A great question, yet the answer is unfortunately so often misunderstood. More often than we'd like, we've had clients come in complaining about massages they have endured before finding us. These "deep tissue" massages left them feeling bruised, battered and more stressed than when they came in. They want to know: Is this what deep tissue massage is all about? Does massage have to hurt to be effective? The answer to both questions is NO and NO. Apotheca's deep tissue therapists, who are properly trained in this work, know that deep tissue massage doesn't just mean working "harder" on the muscles. Deep tissue methods are concerned with working the fascia, a seamless web of connective tissue that covers and connects the muscles, organs, and skeletal structures in our body. By slowly and methodically working this connective matrix--which goes from a gel state to a liquid state when warmed-- a qualified therapist can release chronic patterns of tension and pain. This work can be painful when it is attempted by someone who only knows how to manipulate the muscles themselves. Specific moves, stretches and hand placement can free and mobilize places that regular muscle massage may not be able to get to. The bottom line: Please don't let anybody tell you that deep tissue work simply must hurt to be effective. It is true that in many cases, deep tissue work can be intense. But it should never leave you feeling bruised or abused.

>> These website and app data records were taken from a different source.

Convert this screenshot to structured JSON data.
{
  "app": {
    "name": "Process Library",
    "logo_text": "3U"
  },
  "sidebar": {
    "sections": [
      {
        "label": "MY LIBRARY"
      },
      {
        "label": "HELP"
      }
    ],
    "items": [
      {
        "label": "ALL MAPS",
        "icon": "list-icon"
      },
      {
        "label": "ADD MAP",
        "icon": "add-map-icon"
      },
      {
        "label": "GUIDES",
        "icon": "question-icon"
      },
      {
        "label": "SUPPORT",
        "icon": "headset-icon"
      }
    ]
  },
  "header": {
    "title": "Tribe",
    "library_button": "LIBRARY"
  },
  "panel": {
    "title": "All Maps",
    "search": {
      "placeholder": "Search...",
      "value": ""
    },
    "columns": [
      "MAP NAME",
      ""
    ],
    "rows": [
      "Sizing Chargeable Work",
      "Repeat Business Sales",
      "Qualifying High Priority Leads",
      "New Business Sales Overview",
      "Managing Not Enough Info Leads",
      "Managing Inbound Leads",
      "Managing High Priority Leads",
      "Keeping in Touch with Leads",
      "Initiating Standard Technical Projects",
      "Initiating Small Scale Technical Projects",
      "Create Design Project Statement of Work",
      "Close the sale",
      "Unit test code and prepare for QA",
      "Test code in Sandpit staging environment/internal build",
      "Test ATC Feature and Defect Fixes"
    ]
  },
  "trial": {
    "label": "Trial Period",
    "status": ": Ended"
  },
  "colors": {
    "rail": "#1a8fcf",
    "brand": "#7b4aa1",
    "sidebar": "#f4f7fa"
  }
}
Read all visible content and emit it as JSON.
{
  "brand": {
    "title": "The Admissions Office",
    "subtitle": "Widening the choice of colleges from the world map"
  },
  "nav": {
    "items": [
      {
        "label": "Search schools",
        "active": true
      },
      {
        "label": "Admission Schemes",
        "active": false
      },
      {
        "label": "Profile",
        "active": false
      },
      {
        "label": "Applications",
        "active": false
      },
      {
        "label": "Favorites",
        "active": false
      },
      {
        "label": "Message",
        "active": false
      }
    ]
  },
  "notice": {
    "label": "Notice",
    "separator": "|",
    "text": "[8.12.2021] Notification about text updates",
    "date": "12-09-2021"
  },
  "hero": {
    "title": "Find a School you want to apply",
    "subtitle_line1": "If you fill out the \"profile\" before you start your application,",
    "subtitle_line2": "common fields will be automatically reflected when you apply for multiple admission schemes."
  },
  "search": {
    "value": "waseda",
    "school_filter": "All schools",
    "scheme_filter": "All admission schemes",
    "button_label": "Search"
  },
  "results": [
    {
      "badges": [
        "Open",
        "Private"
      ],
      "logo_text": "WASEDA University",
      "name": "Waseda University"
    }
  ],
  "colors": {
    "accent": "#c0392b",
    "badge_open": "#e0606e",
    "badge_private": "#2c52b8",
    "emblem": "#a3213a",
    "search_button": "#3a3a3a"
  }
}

What should I realistically expect from my massage?
Many people ask for more and more pressure, even as they curl their toes and wince in discomfort. They are under the mistaken impression that if their therapist just pushes hard enough, she or he can get rid of all their knots in one session. Alas, they are wrong. Not only will your knots not go away if you approach bodywork from this macho perspective, but you will likely end up with new knots on top of the old. The fact is that undoing chronic knots and tension built up over a lifetime takes time and work. Regular massage is an integral part of a well-rounded wellness tool kit, but it is just one piece in that proverbial "balanced diet" that includes exercise, work on your posture, stress management, plenty of water, a good diet, lots of sleep, and finding (and making time for) the things that make you truly happy.